(ACTIVITY) Pull out every line below containing the word "JSON".
::::::::::
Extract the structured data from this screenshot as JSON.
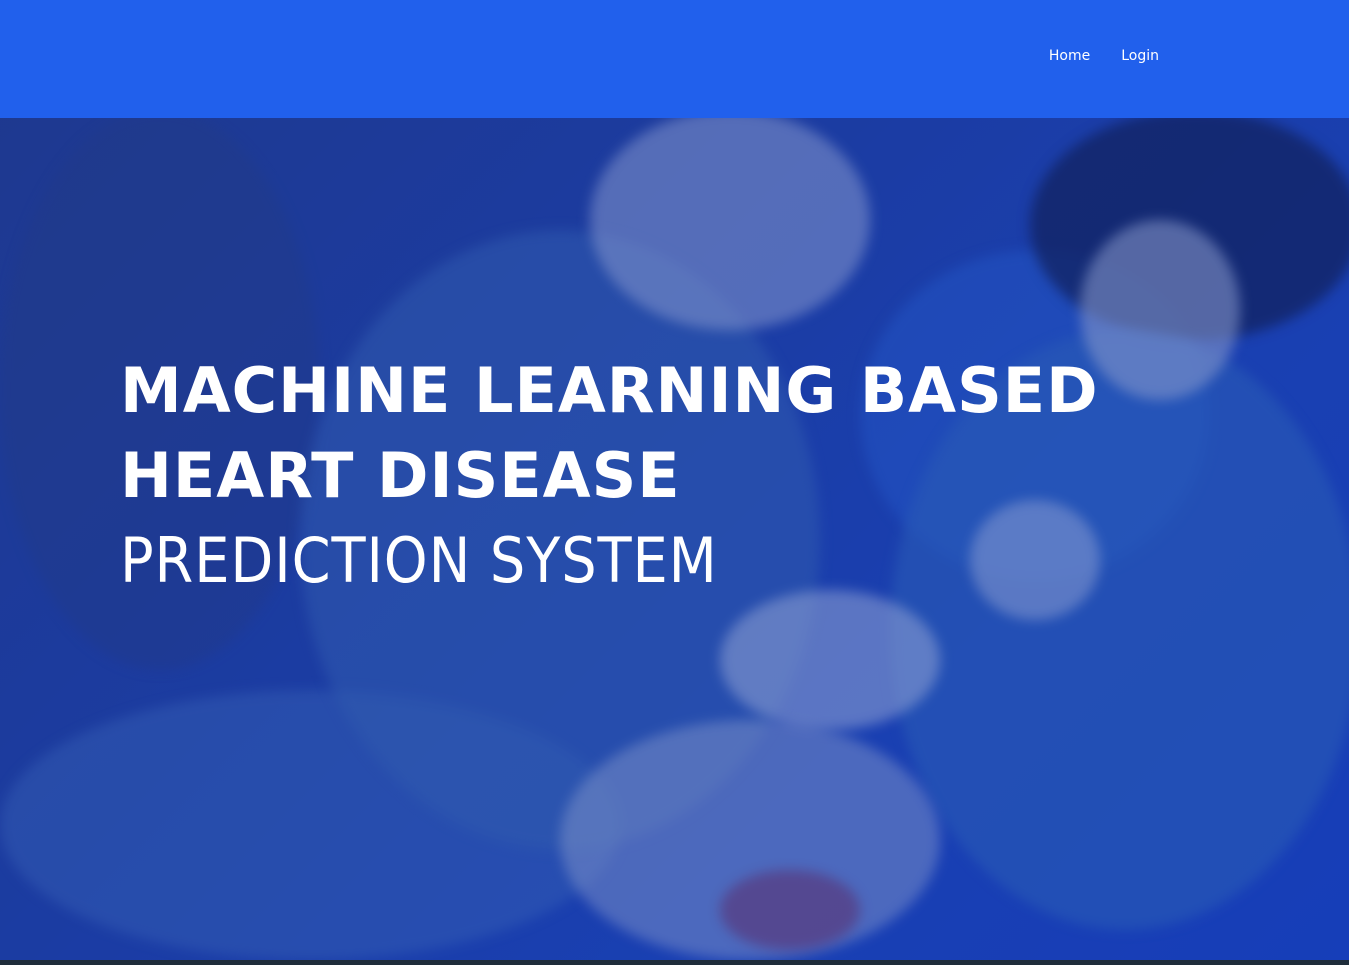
{
  "nav": {
    "items": [
      {
        "label": "Home"
      },
      {
        "label": "Login"
      }
    ]
  },
  "hero": {
    "line1": "MACHINE LEARNING BASED",
    "line2": "HEART DISEASE",
    "line3": "PREDICTION SYSTEM"
  },
  "colors": {
    "navbar": "#2160ec",
    "text": "#ffffff",
    "overlay": "#1d3fa8"
  }
}
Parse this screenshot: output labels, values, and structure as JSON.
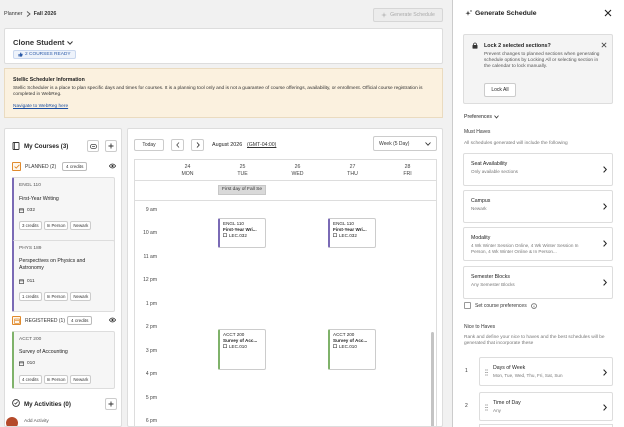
{
  "breadcrumb": {
    "root": "Planner",
    "current": "Fall 2026"
  },
  "generate_button": "Generate Schedule",
  "student": {
    "name": "Clone Student",
    "ready_badge": "2 COURSES READY"
  },
  "info": {
    "title": "Stellic Scheduler Information",
    "body": "Stellic Scheduler is a place to plan specific days and times for courses. It is a planning tool only and is not a guarantee of course offerings, availability, or enrollment. Official course registration is completed in WebReg.",
    "link": "Navigate to WebReg here"
  },
  "courses_panel": {
    "title": "My Courses (3)",
    "planned": {
      "label": "PLANNED (2)",
      "credits": "4 credits"
    },
    "registered": {
      "label": "REGISTERED (1)",
      "credits": "4 credits"
    },
    "activities": "My Activities (0)",
    "add_activity": "Add Activity",
    "cards": [
      {
        "code": "ENGL 110",
        "title": "First-Year Writing",
        "section": "032",
        "tags": [
          "3 credits",
          "In Person",
          "Newark"
        ]
      },
      {
        "code": "PHYS 189",
        "title": "Perspectives on Physics and Astronomy",
        "section": "011",
        "tags": [
          "1 credits",
          "In Person",
          "Newark"
        ]
      },
      {
        "code": "ACCT 200",
        "title": "Survey of Accounting",
        "section": "010",
        "tags": [
          "4 credits",
          "In Person",
          "Newark"
        ]
      }
    ]
  },
  "calendar": {
    "today": "Today",
    "month": "August 2026",
    "timezone": "(GMT-04:00)",
    "view": "Week (5 Day)",
    "days": [
      {
        "num": "24",
        "name": "MON"
      },
      {
        "num": "25",
        "name": "TUE"
      },
      {
        "num": "26",
        "name": "WED"
      },
      {
        "num": "27",
        "name": "THU"
      },
      {
        "num": "28",
        "name": "FRI"
      }
    ],
    "allday_event": "First day of Fall Se",
    "times": [
      "9 am",
      "10 am",
      "11 am",
      "12 pm",
      "1 pm",
      "2 pm",
      "3 pm",
      "4 pm",
      "5 pm",
      "6 pm"
    ],
    "events": [
      {
        "code": "ENGL 110",
        "title": "First-Year Wri...",
        "section": "LEC.032"
      },
      {
        "code": "ENGL 110",
        "title": "First-Year Wri...",
        "section": "LEC.032"
      },
      {
        "code": "ACCT 200",
        "title": "Survey of Acc...",
        "section": "LEC.010"
      },
      {
        "code": "ACCT 200",
        "title": "Survey of Acc...",
        "section": "LEC.010"
      }
    ]
  },
  "drawer": {
    "title": "Generate Schedule",
    "lock": {
      "title": "Lock 2 selected sections?",
      "body": "Prevent changes to planned sections when generating schedule options by Locking All or selecting section in the calendar to lock manually.",
      "button": "Lock All"
    },
    "preferences": "Preferences",
    "must_haves": "Must Haves",
    "must_haves_desc": "All schedules generated will include the following",
    "options": [
      {
        "title": "Seat Availability",
        "sub": "Only available sections"
      },
      {
        "title": "Campus",
        "sub": "Newark"
      },
      {
        "title": "Modality",
        "sub": "4 Wk Winter Session Online, 4 Wk Winter Session In Person, 4 Wk Winter Online & In Person..."
      },
      {
        "title": "Semester Blocks",
        "sub": "Any Semester Blocks"
      }
    ],
    "set_course_prefs": "Set course preferences",
    "nice_to_haves": "Nice to Haves",
    "nice_desc": "Rank and define your nice to haves and the best schedules will be generated that incorporate these",
    "nice_items": [
      {
        "rank": "1",
        "title": "Days of Week",
        "sub": "Mon, Tue, Wed, Thu, Fri, Sat, Sun"
      },
      {
        "rank": "2",
        "title": "Time of Day",
        "sub": "Any"
      }
    ]
  },
  "colors": {
    "accent": "#1b4fa3",
    "banner": "#fbf1df",
    "planned": "#7a6ab5",
    "registered": "#7fb26a",
    "planned_icon": "#e08a2c"
  }
}
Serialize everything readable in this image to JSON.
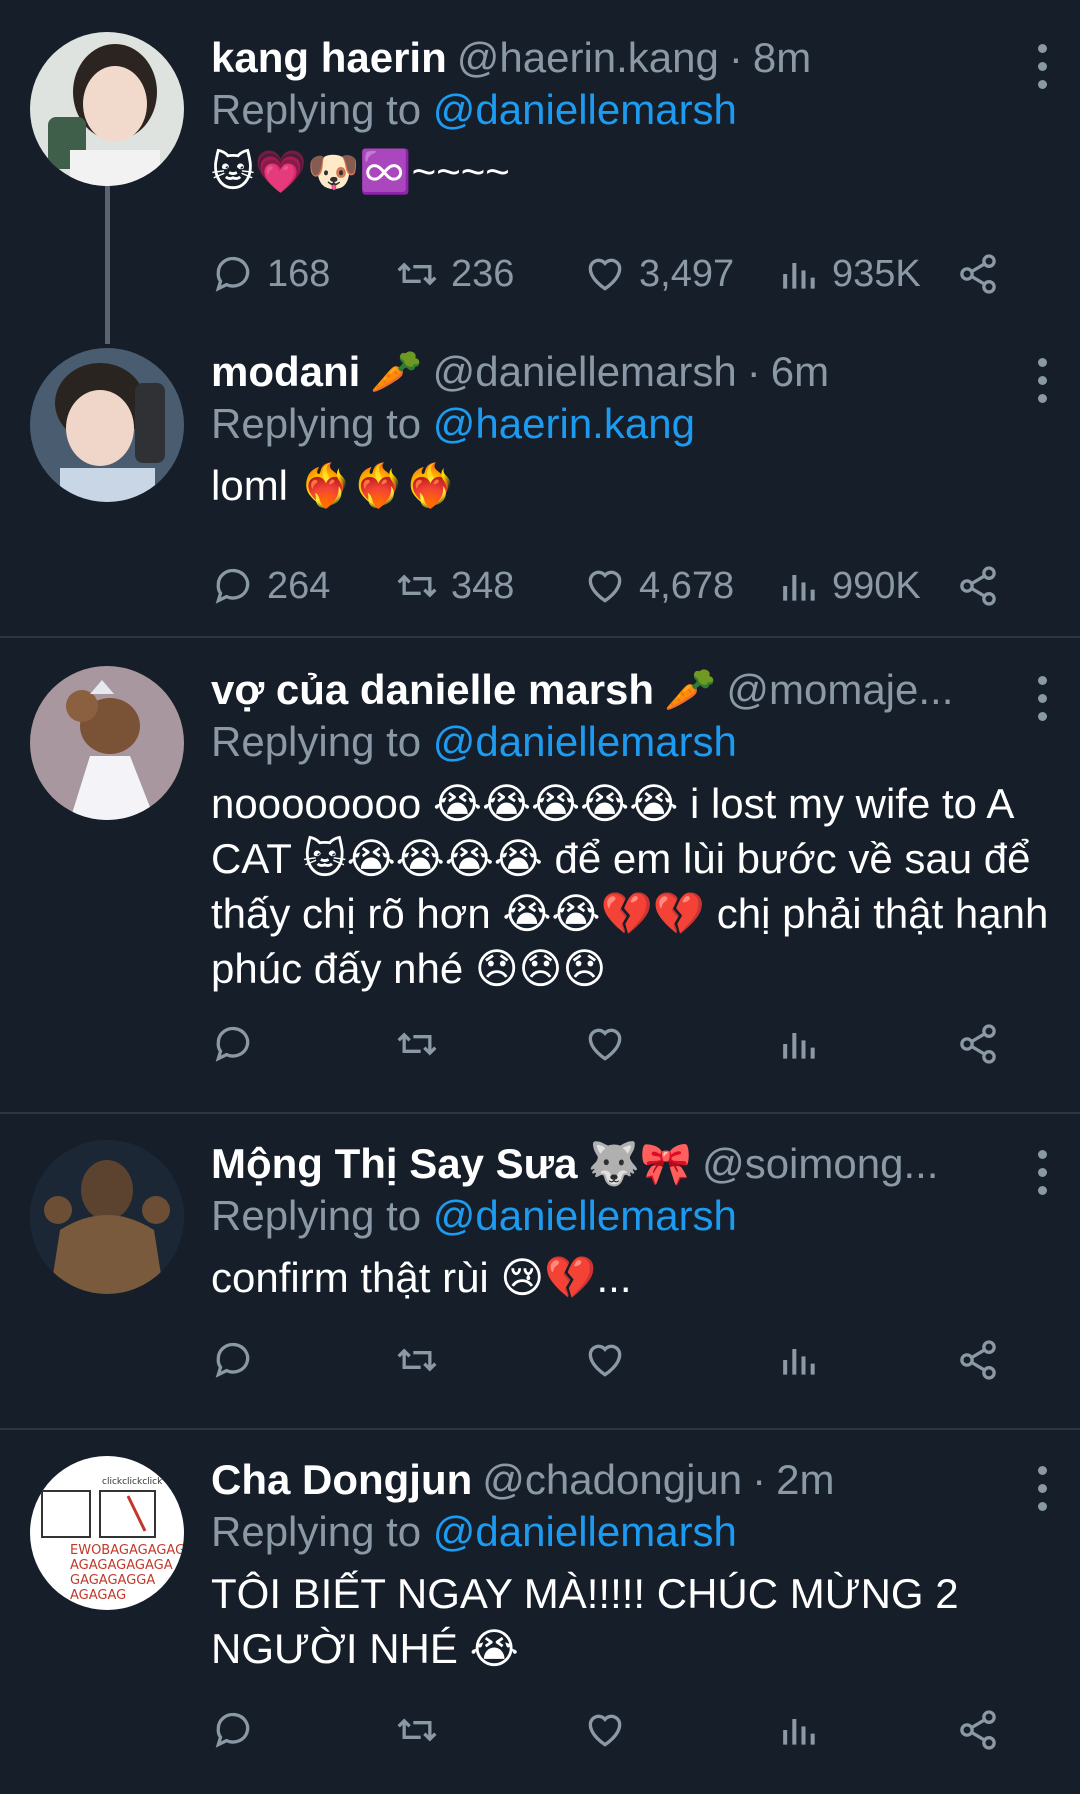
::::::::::
(RESPONSE FOR THIS EXERCISE)
Extract the structured data from this screenshot as JSON.
Parse this screenshot: output labels, values, and structure as JSON.
Serialize everything readable in this image to JSON.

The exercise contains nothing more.